◆ **GIVEN DATA**
---------------
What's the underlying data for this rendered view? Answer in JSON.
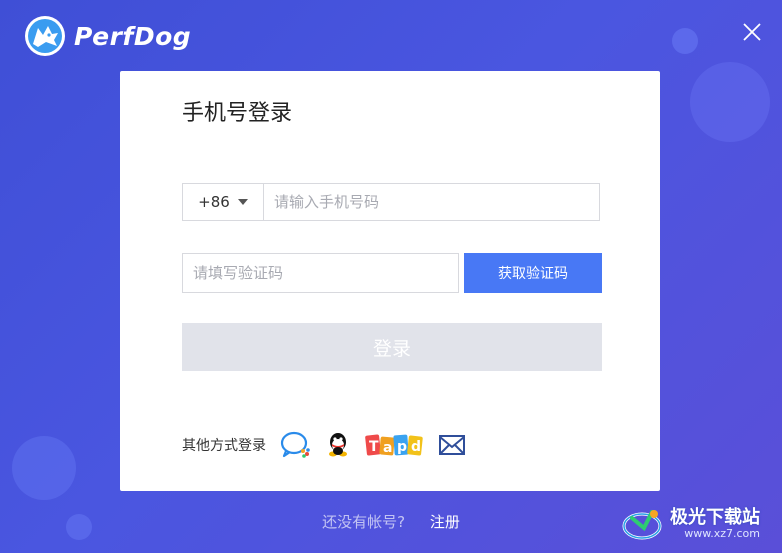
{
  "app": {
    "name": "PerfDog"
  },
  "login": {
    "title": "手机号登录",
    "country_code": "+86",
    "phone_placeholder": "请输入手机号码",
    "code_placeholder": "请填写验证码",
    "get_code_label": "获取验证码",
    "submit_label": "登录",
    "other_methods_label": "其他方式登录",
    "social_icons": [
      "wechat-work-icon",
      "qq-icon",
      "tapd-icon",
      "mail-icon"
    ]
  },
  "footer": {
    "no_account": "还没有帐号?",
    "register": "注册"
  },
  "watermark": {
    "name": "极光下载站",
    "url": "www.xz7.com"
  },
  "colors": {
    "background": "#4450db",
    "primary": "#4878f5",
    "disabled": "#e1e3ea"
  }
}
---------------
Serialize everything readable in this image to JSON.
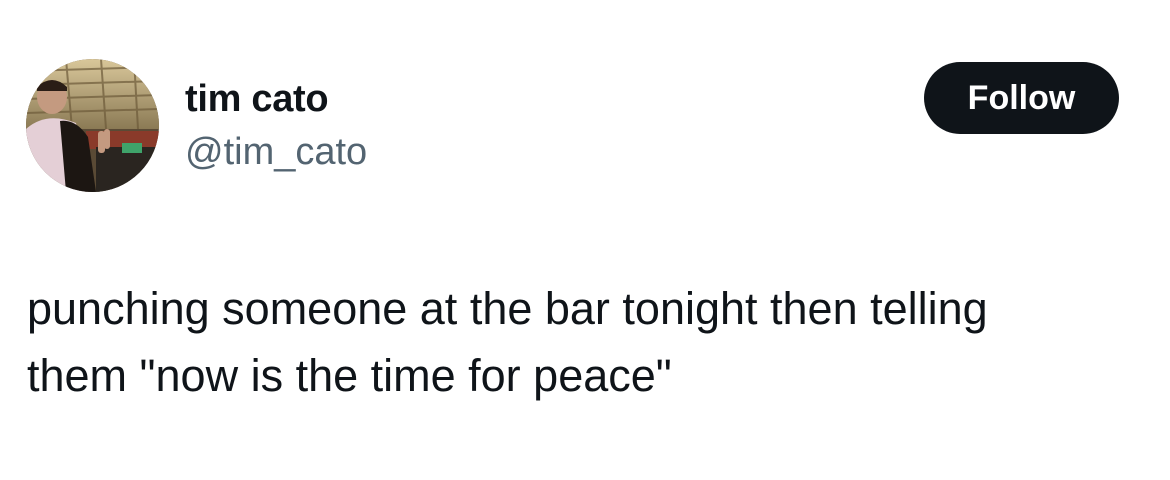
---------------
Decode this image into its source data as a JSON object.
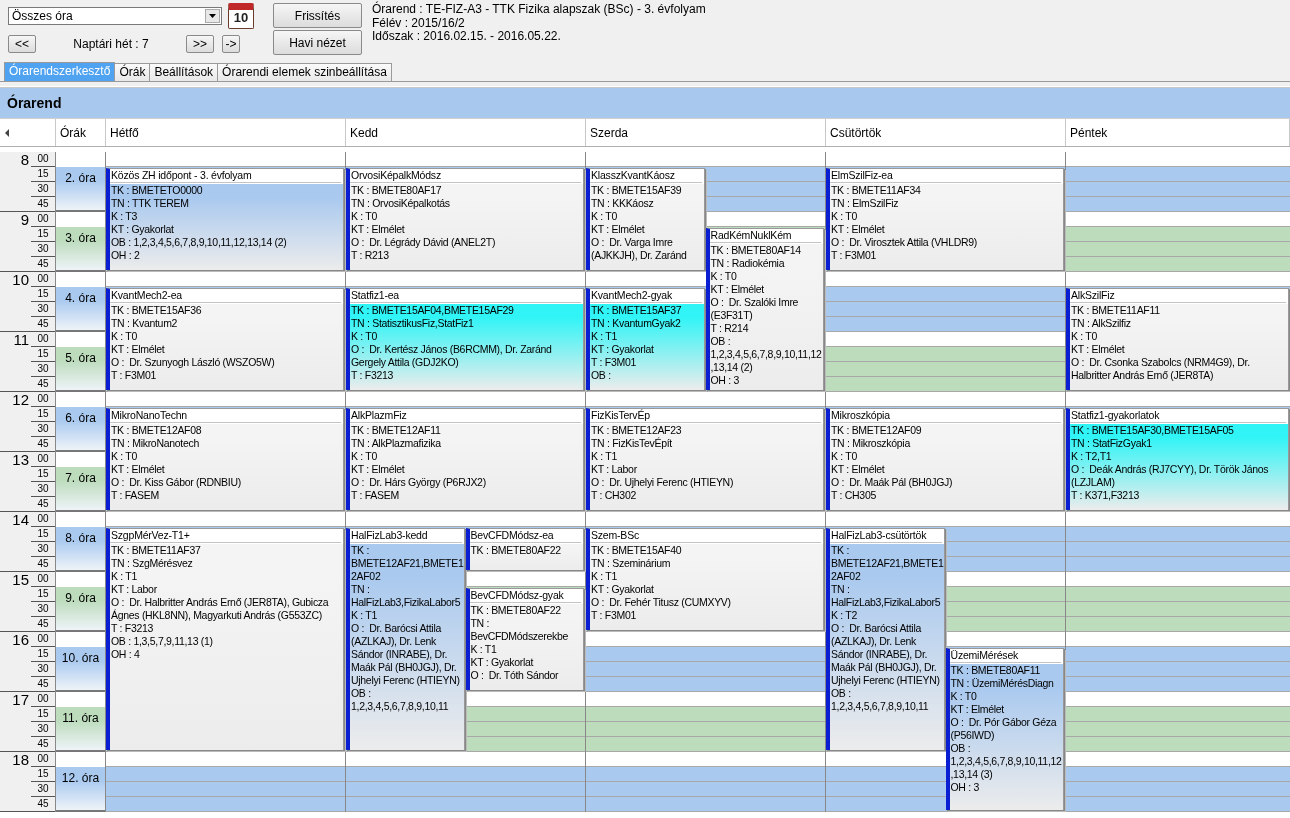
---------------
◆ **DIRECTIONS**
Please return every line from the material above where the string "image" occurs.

◆ **RESULT**
Serialize everything readable in this image to JSON.
Decode this image into its source data as a JSON object.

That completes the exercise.